Recently the United States Department of Labor, Wage and Hour Division, issued an Opinion Letter of interest to any employer who employs sales persons. The Opinion Letter provides some insight on how USDL views the outside sales employee exemption contained in Section 13(a)(1) of the Fair Labor Standards Act, and the overtime statute.
Under Section 13(a)(1), an outside sales employee is one whose primary duty is making sales and who “is customarily and regularly engaged away from the employer’s place or places of business.” By exclusion, employees making sales at a fixed location, most particularly the employer’s place of business, cannot qualify as exempt from overtime compensation, as the exemption only applies to those sales persons who are “on the road” seeing customers, or making sales away from a fixed and constant location. Indeed, any fixed site, be it a home or office, used by a sales person as a headquarters, is considered one of the employer’s places of business. A “primary duty,” moreover, is the principal, main, major, or most important duty that the employee performs.

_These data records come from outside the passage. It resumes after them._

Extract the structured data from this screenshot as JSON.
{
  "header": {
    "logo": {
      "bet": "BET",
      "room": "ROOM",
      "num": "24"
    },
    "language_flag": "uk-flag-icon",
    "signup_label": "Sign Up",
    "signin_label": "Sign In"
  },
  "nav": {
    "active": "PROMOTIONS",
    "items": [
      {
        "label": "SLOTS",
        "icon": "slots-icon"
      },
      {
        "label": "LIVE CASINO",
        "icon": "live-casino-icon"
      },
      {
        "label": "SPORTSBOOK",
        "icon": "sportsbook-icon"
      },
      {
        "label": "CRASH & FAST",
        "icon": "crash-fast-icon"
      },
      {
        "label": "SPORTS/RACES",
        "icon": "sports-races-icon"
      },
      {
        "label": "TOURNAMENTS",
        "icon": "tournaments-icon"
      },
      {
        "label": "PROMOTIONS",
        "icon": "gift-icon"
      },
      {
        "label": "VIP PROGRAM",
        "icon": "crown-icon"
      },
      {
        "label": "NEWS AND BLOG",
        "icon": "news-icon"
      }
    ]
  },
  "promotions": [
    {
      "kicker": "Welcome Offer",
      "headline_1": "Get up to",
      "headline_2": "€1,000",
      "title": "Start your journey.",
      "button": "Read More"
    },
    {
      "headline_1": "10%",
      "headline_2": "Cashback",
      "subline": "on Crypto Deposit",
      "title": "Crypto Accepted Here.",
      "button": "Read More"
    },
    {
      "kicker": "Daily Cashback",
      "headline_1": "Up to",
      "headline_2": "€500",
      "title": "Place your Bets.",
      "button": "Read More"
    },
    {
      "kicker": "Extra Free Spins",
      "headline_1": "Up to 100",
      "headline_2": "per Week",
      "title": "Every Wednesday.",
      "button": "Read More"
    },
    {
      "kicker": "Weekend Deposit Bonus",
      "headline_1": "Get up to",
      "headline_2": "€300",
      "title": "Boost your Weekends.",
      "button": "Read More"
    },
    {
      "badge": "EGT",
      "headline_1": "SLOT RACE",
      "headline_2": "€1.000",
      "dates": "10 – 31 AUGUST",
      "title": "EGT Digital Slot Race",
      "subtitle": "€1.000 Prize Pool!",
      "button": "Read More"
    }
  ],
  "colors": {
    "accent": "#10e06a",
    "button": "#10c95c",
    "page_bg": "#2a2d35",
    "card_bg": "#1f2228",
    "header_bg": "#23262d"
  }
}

The outside sales employee does not lose the exemption by displaying the employer’s products at a trade show of a short duration (i.e., one or two weeks), as trade shows are not considered an employer’s place of business. Work which is performed incidental to the employee’s outside sales or solicitations, including collections, qualifies as exempt work, as does attending sales conferences.

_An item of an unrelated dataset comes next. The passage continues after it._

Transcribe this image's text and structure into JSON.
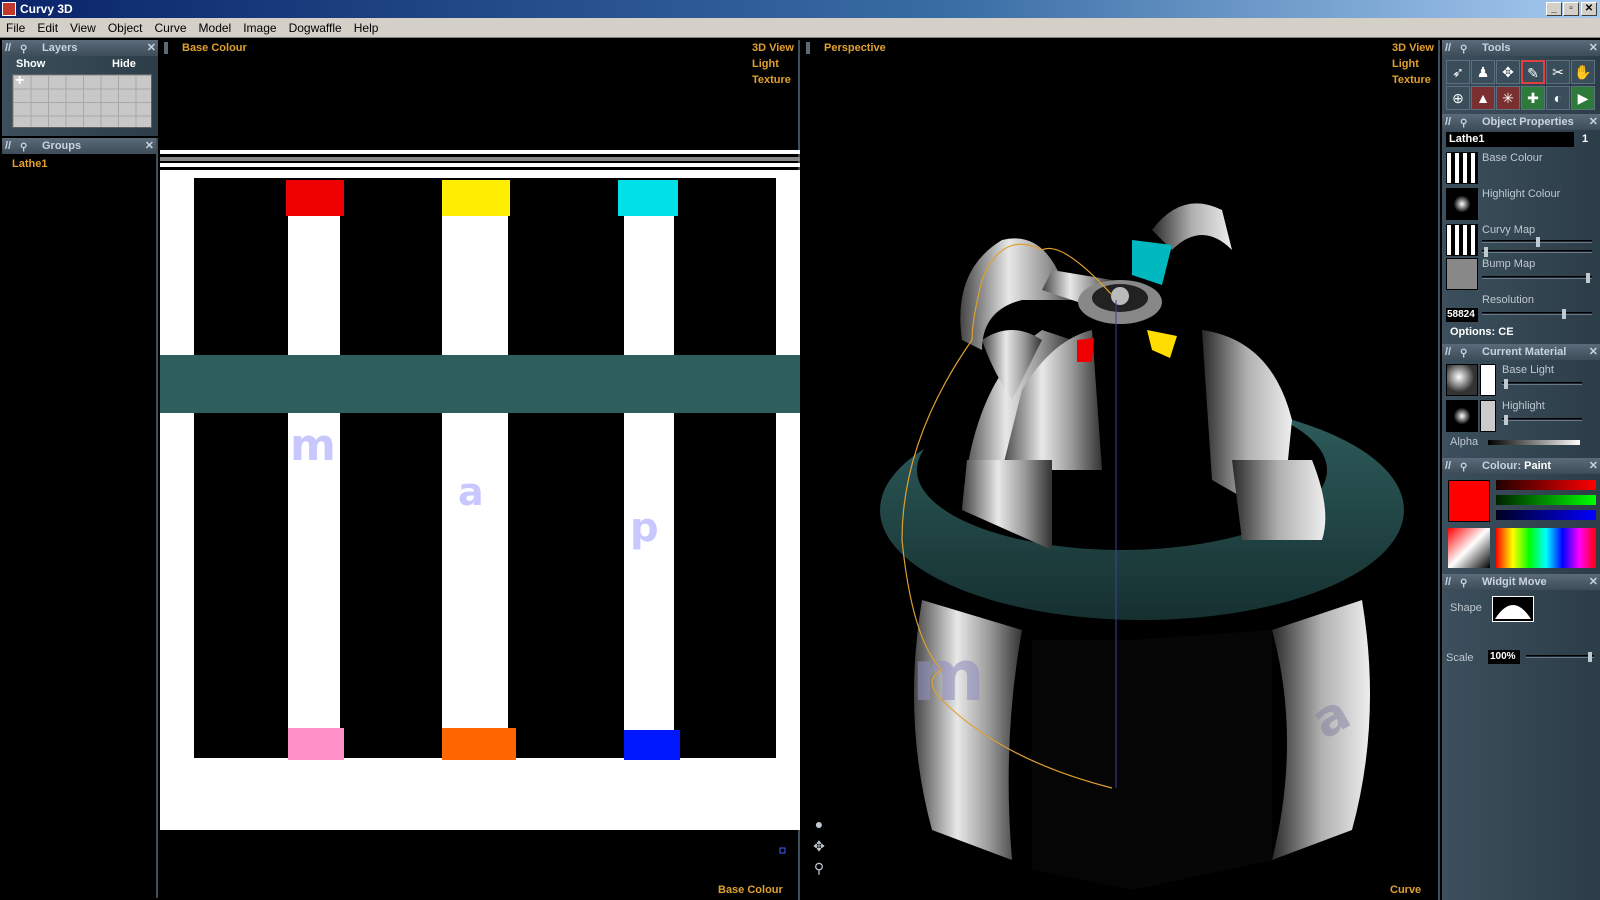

An employee who meets the test of an outside sales person is exempt from overtime under the Fair Labor Standards Act. Inside sales persons, or those who do not qualify for the outside sales exemption, are not exempt and must be paid time and one-half their regular rate of pay for all hours worked in excess of 40 during any given workweek unless they qualify under a separate exemption for certain commissioned sales persons employed in retail service establishments.
Compensability of On Call Time

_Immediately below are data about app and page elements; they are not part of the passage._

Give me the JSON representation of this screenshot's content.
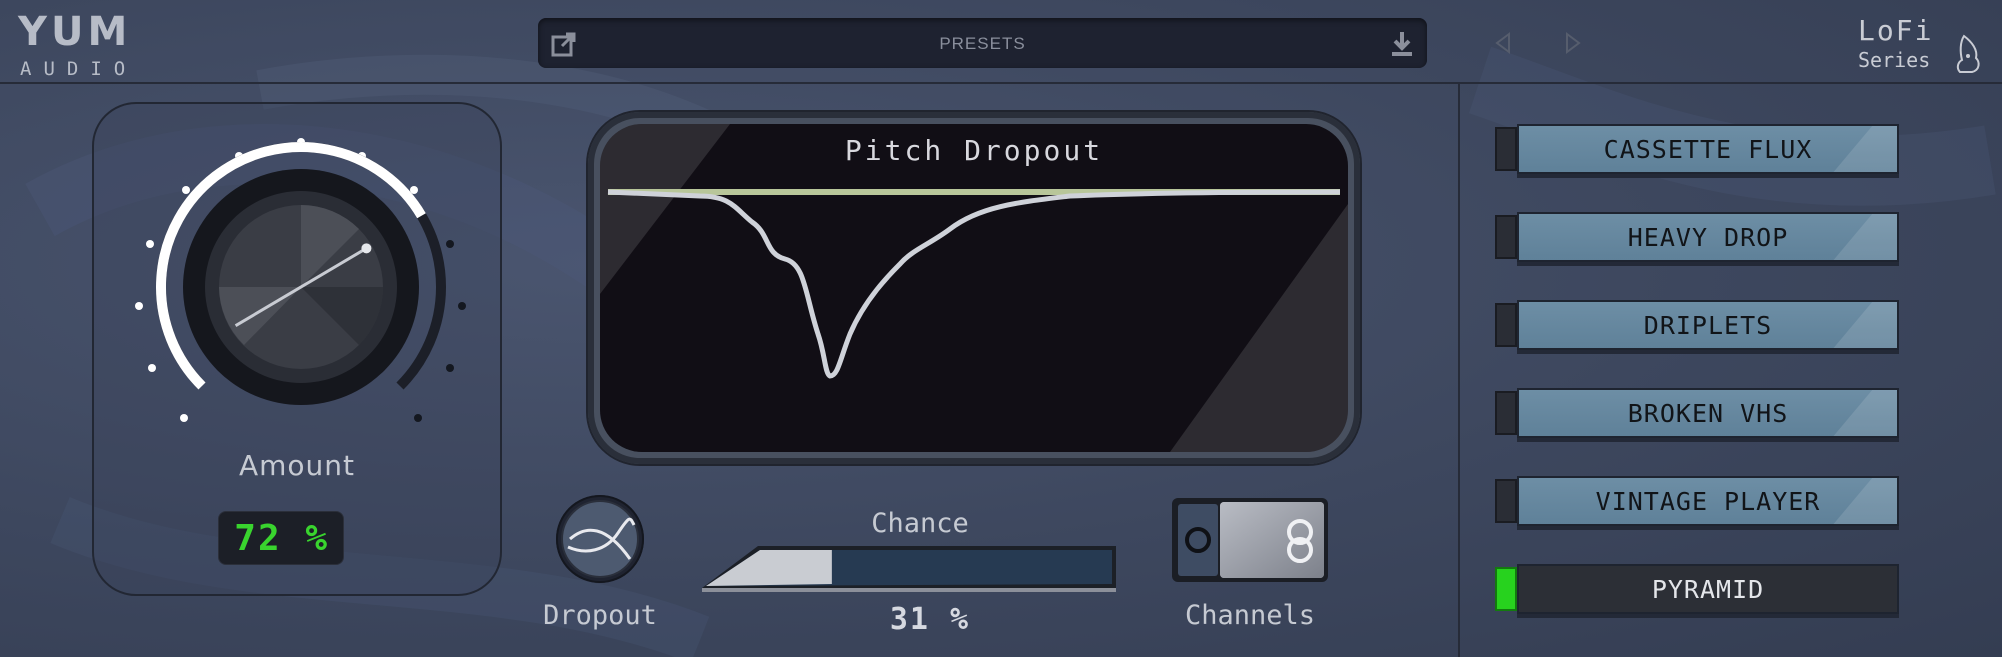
{
  "header": {
    "logo_mark": "YUM",
    "logo_sub": "AUDIO",
    "presets_label": "PRESETS",
    "series_title": "LoFi",
    "series_sub": "Series"
  },
  "amount": {
    "label": "Amount",
    "value_text": "72 %",
    "value": 72
  },
  "screen": {
    "title": "Pitch Dropout"
  },
  "controls": {
    "dropout_label": "Dropout",
    "chance_label": "Chance",
    "chance_value_text": "31 %",
    "chance_value": 31,
    "channels_label": "Channels"
  },
  "presets": [
    {
      "label": "CASSETTE FLUX",
      "active": false
    },
    {
      "label": "HEAVY DROP",
      "active": false
    },
    {
      "label": "DRIPLETS",
      "active": false
    },
    {
      "label": "BROKEN VHS",
      "active": false
    },
    {
      "label": "VINTAGE PLAYER",
      "active": false
    },
    {
      "label": "PYRAMID",
      "active": true
    }
  ],
  "colors": {
    "led_on": "#27d21e",
    "display_green": "#39d42e",
    "preset_blue": "#6d8ea5",
    "curve_line": "#d0d3da",
    "baseline": "#b8c69a"
  }
}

Many employers require maintenance or other employees to be “on call” during off-shift hours or over weekends. Questions frequently rise as to whether such employees must be paid for the time they spend “on call.”
The United States Supreme Court has previously explained that where an employee has been hired to spend time waiting to respond to an employer’s needs, the employee is described as having been “engaged to wait” and such time constitutes compensable work. However, where restrictions on the employee’s activity do not prevent them from engaging in their normal pursuits, they are described as “waiting to be engaged” and that time is not compensable. The trick is to find where the line is drawn between “engaged to wait” and “waiting to be engaged.”
In a recent Opinion Letter, the United States Department of Labor, Wage and Hour Division, evaluated whether employees of an ambulance rescue service had to be paid for time spent “on call.” The Opinion Letter noted that the employees were required to be on call during a daily four-hour period five days a week. While on call, the employee had to stay within a specific area, and must be able to respond, with the ambulance, within eight minutes. During the winter months, the employees could be called every day, while in the summer months, the calls may be limited to once or twice a week.
The Wage and Hour Division noted that federal courts, when evaluating whether an employee could use their on call time effectively for their personal activities, considered such things as the geographical restrictions on an employee’s movements; the frequency of being called; whether a fixed time limit for response was unduly restrictive; whether the employee could easily trade on-call responsibilities; whether use of a pager could ease the restrictions; and whether the on-call policy was based on an agreement between the parties. In applying those factors, courts have held that technicians required to respond within ten or fifteen minutes, and who received three to five such calls during a fifteen-hour shift had to be paid for such time, as the response time and frequency of calls unreasonably restricted the employee’s movements. Another court held that on call time was not compensable where nurses had to be reachable by telephone or beeper; had twenty minutes to report if called; and typically didn’t receive more than one call per shift. In that case, the court concluded that the nurses could otherwise pursue a virtually unlimited range of activities in town or at home, including playing sports, going shopping, and visiting friends and neighbors.
Applying those factors to the case at hand, Wage and Hour held that the ambulance rescue drivers had to be paid while “on call” during the winter months due to the frequency of calls and the short response time. On the other hand, USDL held the employees need not be paid on call time during the summer months where the ambulance drivers received calls only once or twice per week.
In order to avoid having to compensate employees for time spent being “on call,” employers should either try to avoid imposing short response times or limit the frequency with which an employee is summoned, perhaps by having more than one employee on call at the same time in order to limit the frequency with which a given employee’s otherwise free time is interrupted.
If you would like a copy of either Opinion Letter, please contact us.